This ought to start with a political disclaimer. All my political inclinations are to the left of centre, so I start with a bias. I consistently (and to no avail) voted against Mrs Thatcher through the 80s, and have never voted Conservative in a general election.
Having said that, I have met and know people who are generous, good-spirited, charitable and hospitable people who support all the mainstream political parties. Just because someone holds a particular political viewpoint doesn't automatically make them a nice or nasty person.
But Wednesday's debate in the Commons on foodbanks left me feeling very angry. Several agencies reported that Ian Duncan-Smith quietly left the debate early, the Daily Mirror even posting the footage on its website. What was even more depressing was to read of MPs on the government side laughing and jeering as opposition MPs described situations that their constituents had been through. It's one thing to have a good old political jousting match about policy and even whose fault the recession actually is, but it's quite another to treat real people's distress and pain with derision. What does it say about our politics that such serious issues end up being treated this way? What has it done to people to make them behave in that way?
And that's not all. Esther McVey (IDS's deputy) claimed "The UK has a population of 63 million and 60,000 people are visiting food banks according to the Trussell Trust." (Hansard) The Trussell Trust reported a figure of 346,992 as being helped by foodbanks for their reporting period 2012/13 and that it was rising. Oxfam and Church Action on Poverty estimate the current figure to be over 500,000. None of that takes into account the additional help being given out at community centres, homelessness projects, churches etc. In Morecambe we have a Trussell trust foodbank, but several other centres (including West End Impact, Morecambe Homeless Action, and the Salvation Army) are giving assistance through the week as well.
Surely it's not too much to ask for a minister to get her facts right about the need and usage in a debate that has had some build-up and preparation? Her best defence was that foodbanks started under the last Labour administration. That's true, but it hardly addresses the issue in the present. The recent massive growth in demand should be a major concern for anyone with her portfolio.
"Hardworking families" is the catchphrase of this government - just listen to the next TV/radio interview. They get it into debates on benefits, immigration, tax and anything else they possibly can. What this misses is that many visiting foodbanks are in work - they just can't make ends meet, and those out of work are often struggling to find jobs. You can't just make the simplistic assumption that a job is the solution..
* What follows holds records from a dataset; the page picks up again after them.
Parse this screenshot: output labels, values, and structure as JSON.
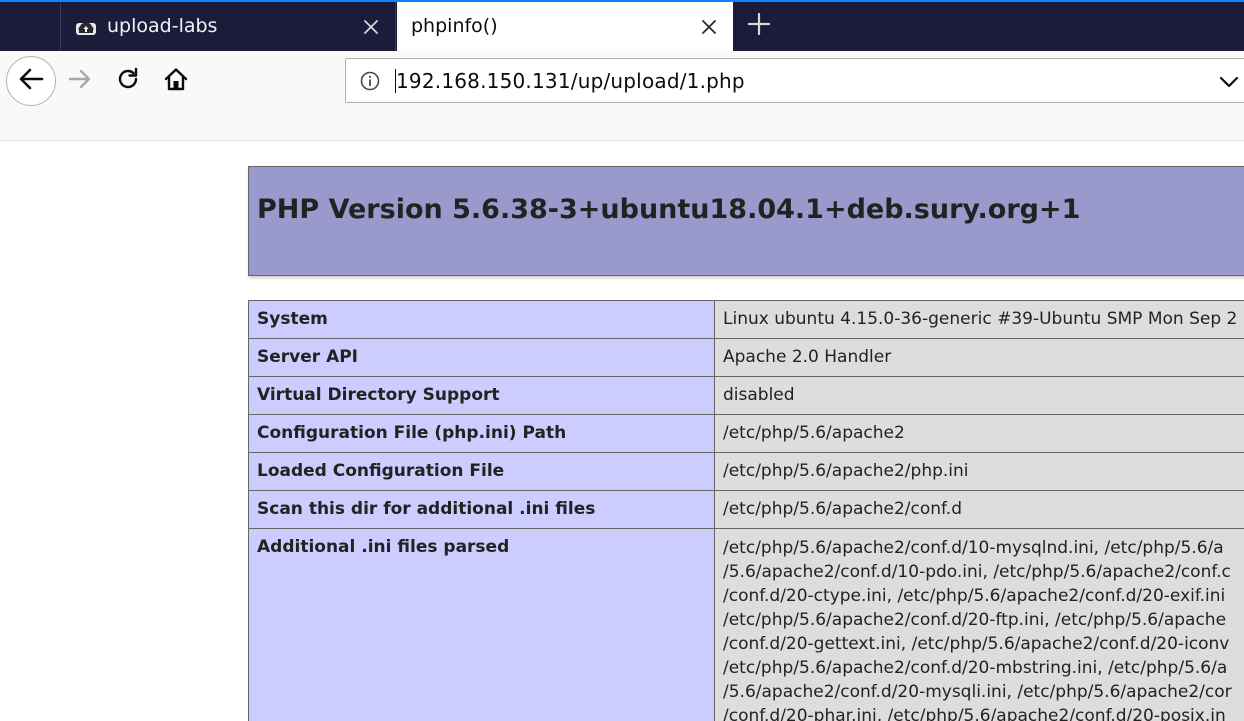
{
  "browser": {
    "tabs": [
      {
        "label": "upload-labs",
        "active": false,
        "favicon": "cloud-icon"
      },
      {
        "label": "phpinfo()",
        "active": true
      }
    ],
    "url": "192.168.150.131/up/upload/1.php",
    "colors": {
      "tabstrip": "#1c1b3a",
      "accent": "#0a84ff",
      "navbar": "#f9f9fa"
    }
  },
  "page": {
    "title": "PHP Version 5.6.38-3+ubuntu18.04.1+deb.sury.org+1",
    "colors": {
      "header": "#9999cc",
      "key_cell": "#ccccff",
      "value_cell": "#dddddd"
    },
    "rows": [
      {
        "key": "System",
        "value": "Linux ubuntu 4.15.0-36-generic #39-Ubuntu SMP Mon Sep 2"
      },
      {
        "key": "Server API",
        "value": "Apache 2.0 Handler"
      },
      {
        "key": "Virtual Directory Support",
        "value": "disabled"
      },
      {
        "key": "Configuration File (php.ini) Path",
        "value": "/etc/php/5.6/apache2"
      },
      {
        "key": "Loaded Configuration File",
        "value": "/etc/php/5.6/apache2/php.ini"
      },
      {
        "key": "Scan this dir for additional .ini files",
        "value": "/etc/php/5.6/apache2/conf.d"
      }
    ],
    "additional": {
      "key": "Additional .ini files parsed",
      "lines": [
        "/etc/php/5.6/apache2/conf.d/10-mysqlnd.ini, /etc/php/5.6/a",
        "/5.6/apache2/conf.d/10-pdo.ini, /etc/php/5.6/apache2/conf.c",
        "/conf.d/20-ctype.ini, /etc/php/5.6/apache2/conf.d/20-exif.ini",
        "/etc/php/5.6/apache2/conf.d/20-ftp.ini, /etc/php/5.6/apache",
        "/conf.d/20-gettext.ini, /etc/php/5.6/apache2/conf.d/20-iconv",
        "/etc/php/5.6/apache2/conf.d/20-mbstring.ini, /etc/php/5.6/a",
        "/5.6/apache2/conf.d/20-mysqli.ini, /etc/php/5.6/apache2/cor",
        "/conf.d/20-phar.ini, /etc/php/5.6/apache2/conf.d/20-posix.in"
      ]
    }
  }
}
The final issue is that I sense a rise in the view of the 'deserving' and 'undeserving' poor. There is a view around that people use foodbanks and other support to 'subsidise' addictions to drugs or alcohol or to enable them to maintain 'luxuries' like a mobile phone. I am sure that may be true in a small minority of cases. But even if were justifiable to talk about deserving poor, how would a voluntary agency staffed mainly by volunteers start to make that assessment. Doing so would also fundamentally change the nature of the relationship between the agency and the client to one of suspicion and investigation, rather than support and reassurance.
Let's imagine for a minute a very successful young business man. He has a big salary, a top car to keep up with his mates, a maxed-out credit card to keep up with the fashions and trends and a lovely house, using a mortgage at the very limits of what he can afford. One day it all goes wrong, the job ends, the car is repossessed, the house is sold etc. If he turns up at a foodbank, it would be very easy to say that he doesn't deserve the help. After all, he should have been more prudent, saved for a rainy day, been less materialistic, etc. We can think of all kinds of criticisms to offer - no doubt in addition to the ones that he is already heaping upon himself.
But rest assured that if he does turn up, a good support agency won't judge, won't condemn and the humiliation he has already had to accept won't be rubbed in his face. He should find a welcome, some food to get by, hopefully some advice on what he is entitled to and maybe an offer of help on budgeting and also support in trying to find a job.
In other words, he'll find some people with compassion. That's a quality our world is desperately short of, and one which shames those who laughed and jeered at tales of pain and need.